While the Mortgage Debt Forgiveness Act assisted helped millions of Americans, it self-terminated on December 31, 2013. Since the sunset of the Act, the system has reverted to taxing any forgiven debt under short sales, loan modifications, foreclosures, etc. The law now taxes those who have lost their homes and are already in tight financial positions. While there are other possible solutions to avoiding taxation on forgiven debt, the termination of the law has discouraged many from pursuing short sales.
However, is appears that good news may be on the horizon as Congress revisits the Mortgage Debt Forgiveness Act. Current legislation in the United States Senate proposes extending the Act for an additional two years.
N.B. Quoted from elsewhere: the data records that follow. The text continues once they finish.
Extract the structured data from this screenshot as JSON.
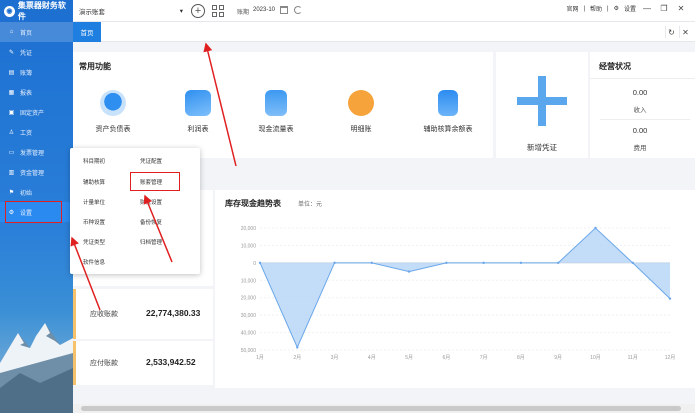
{
  "app": {
    "logo_text": "集票器财务软件"
  },
  "sidebar": {
    "items": [
      {
        "label": "首页"
      },
      {
        "label": "凭证"
      },
      {
        "label": "账簿"
      },
      {
        "label": "报表"
      },
      {
        "label": "固定资产"
      },
      {
        "label": "工资"
      },
      {
        "label": "发票管理"
      },
      {
        "label": "资金管理"
      },
      {
        "label": "初始"
      },
      {
        "label": "设置"
      }
    ]
  },
  "topbar": {
    "account": "演示账套",
    "period_label": "账期",
    "period_value": "2023-10",
    "links": [
      "官网",
      "帮助",
      "设置"
    ]
  },
  "tabs": {
    "home": "首页"
  },
  "common": {
    "title": "常用功能",
    "items": [
      "资产负债表",
      "利润表",
      "现金流量表",
      "明细账",
      "辅助核算余额表"
    ],
    "new_voucher": "新增凭证"
  },
  "business": {
    "title": "经营状况",
    "income_value": "0.00",
    "income_label": "收入",
    "expense_value": "0.00",
    "expense_label": "费用"
  },
  "popup": {
    "left": [
      "科目期初",
      "辅助核算",
      "计量单位",
      "币种设置",
      "凭证类型",
      "软件信息"
    ],
    "right": [
      "凭证配置",
      "账套管理",
      "财税设置",
      "备份恢复",
      "归档管理"
    ]
  },
  "stats": [
    {
      "label": "应收账款",
      "value": "22,774,380.33"
    },
    {
      "label": "应付账款",
      "value": "2,533,942.52"
    }
  ],
  "chart_data": {
    "type": "area",
    "title": "库存现金趋势表",
    "unit_label": "单位：元",
    "categories": [
      "1月",
      "2月",
      "3月",
      "4月",
      "5月",
      "6月",
      "7月",
      "8月",
      "9月",
      "10月",
      "11月",
      "12月"
    ],
    "values": [
      0,
      -48500,
      0,
      0,
      -5000,
      0,
      0,
      0,
      0,
      20000,
      0,
      -20500
    ],
    "ylim": [
      -50000,
      20000
    ],
    "yticks": [
      20000,
      10000,
      0,
      -10000,
      -20000,
      -30000,
      -40000,
      -50000
    ],
    "ytick_labels": [
      "20,000",
      "10,000",
      "0",
      "10,000",
      "20,000",
      "30,000",
      "40,000",
      "50,000"
    ],
    "grid": true,
    "colors": {
      "line": "#6aa7ea",
      "fill": "#b9d6f6"
    }
  }
}
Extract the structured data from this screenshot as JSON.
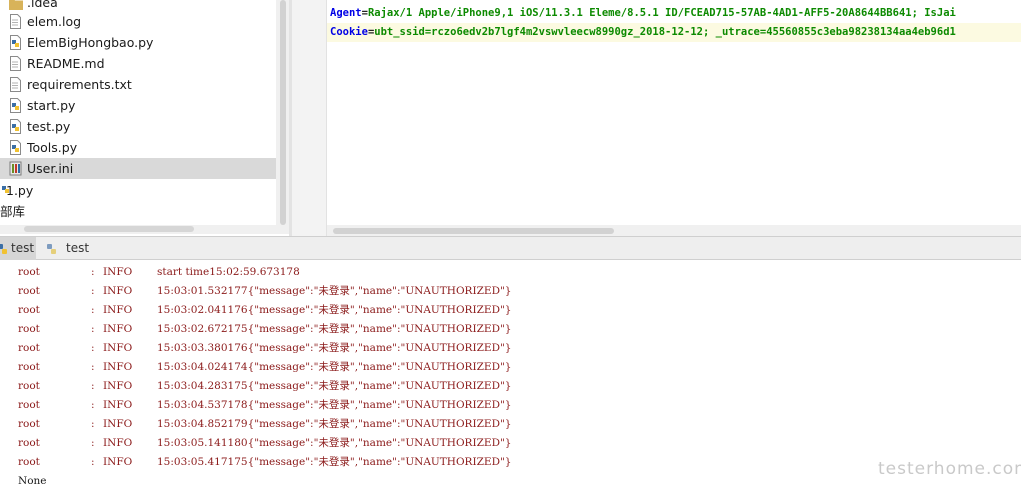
{
  "project_tree": {
    "items": [
      {
        "label": ".idea",
        "icon": "folder-icon"
      },
      {
        "label": "elem.log",
        "icon": "file-icon"
      },
      {
        "label": "ElemBigHongbao.py",
        "icon": "python-file-icon"
      },
      {
        "label": "README.md",
        "icon": "file-icon"
      },
      {
        "label": "requirements.txt",
        "icon": "file-icon"
      },
      {
        "label": "start.py",
        "icon": "python-file-icon"
      },
      {
        "label": "test.py",
        "icon": "python-file-icon"
      },
      {
        "label": "Tools.py",
        "icon": "python-file-icon"
      },
      {
        "label": "User.ini",
        "icon": "ini-file-icon",
        "selected": true
      },
      {
        "label": "1.py",
        "icon": "python-file-icon"
      },
      {
        "label": "部库",
        "icon": ""
      }
    ]
  },
  "editor": {
    "lines": [
      {
        "key": "Agent",
        "eq": "=",
        "value": "Rajax/1 Apple/iPhone9,1 iOS/11.3.1 Eleme/8.5.1 ID/FCEAD715-57AB-4AD1-AFF5-20A8644BB641; IsJai"
      },
      {
        "key": "Cookie",
        "eq": "=",
        "value": "ubt_ssid=rczo6edv2b7lgf4m2vswvleecw8990gz_2018-12-12; _utrace=45560855c3eba98238134aa4eb96d1"
      }
    ]
  },
  "run_tabs": [
    {
      "label": "test",
      "active": true,
      "icon": "python-run-icon"
    },
    {
      "label": "test",
      "active": false,
      "icon": "python-run-icon"
    }
  ],
  "console": {
    "lines": [
      {
        "name": "root",
        "sep": ":",
        "level": "INFO",
        "msg": "start time15:02:59.673178"
      },
      {
        "name": "root",
        "sep": ":",
        "level": "INFO",
        "msg": "15:03:01.532177{\"message\":\"未登录\",\"name\":\"UNAUTHORIZED\"}"
      },
      {
        "name": "root",
        "sep": ":",
        "level": "INFO",
        "msg": "15:03:02.041176{\"message\":\"未登录\",\"name\":\"UNAUTHORIZED\"}"
      },
      {
        "name": "root",
        "sep": ":",
        "level": "INFO",
        "msg": "15:03:02.672175{\"message\":\"未登录\",\"name\":\"UNAUTHORIZED\"}"
      },
      {
        "name": "root",
        "sep": ":",
        "level": "INFO",
        "msg": "15:03:03.380176{\"message\":\"未登录\",\"name\":\"UNAUTHORIZED\"}"
      },
      {
        "name": "root",
        "sep": ":",
        "level": "INFO",
        "msg": "15:03:04.024174{\"message\":\"未登录\",\"name\":\"UNAUTHORIZED\"}"
      },
      {
        "name": "root",
        "sep": ":",
        "level": "INFO",
        "msg": "15:03:04.283175{\"message\":\"未登录\",\"name\":\"UNAUTHORIZED\"}"
      },
      {
        "name": "root",
        "sep": ":",
        "level": "INFO",
        "msg": "15:03:04.537178{\"message\":\"未登录\",\"name\":\"UNAUTHORIZED\"}"
      },
      {
        "name": "root",
        "sep": ":",
        "level": "INFO",
        "msg": "15:03:04.852179{\"message\":\"未登录\",\"name\":\"UNAUTHORIZED\"}"
      },
      {
        "name": "root",
        "sep": ":",
        "level": "INFO",
        "msg": "15:03:05.141180{\"message\":\"未登录\",\"name\":\"UNAUTHORIZED\"}"
      },
      {
        "name": "root",
        "sep": ":",
        "level": "INFO",
        "msg": "15:03:05.417175{\"message\":\"未登录\",\"name\":\"UNAUTHORIZED\"}"
      }
    ],
    "final": "None"
  },
  "watermark": "testerhome.com",
  "colors": {
    "log_text": "#8b1a1a",
    "editor_key": "#0000e6",
    "editor_value": "#0c8a00",
    "selection": "#d9d9d9"
  }
}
Furthermore, the bill proposes making the law retroactive to extend coverage those who have completed a short sale, loan modification or deed in lieu in the first few months of 2014. Before the celebration begins, it is important to note that the bill must pass through the House of Representatives where critics of the bill believe the legislation is no longer needed because the housing market has recovered. Other critics of the bill are more interested in revamping the entire tax code to provide Americans uniform tax breaks rather than through piecemeal legislation.
While the ultimate destiny of the Mortgage Debt Forgiveness Act is unknown, it does appear that the tax break will reappear in some form. If you are underwater on your home or facing foreclosure, call the experienced real estate attorneys are DeWitt Law Firm to discuss your options. Please do not sit back and do nothing because what you may not know about the foreclosure process could cost you more than just your home. Don’t delay, call today.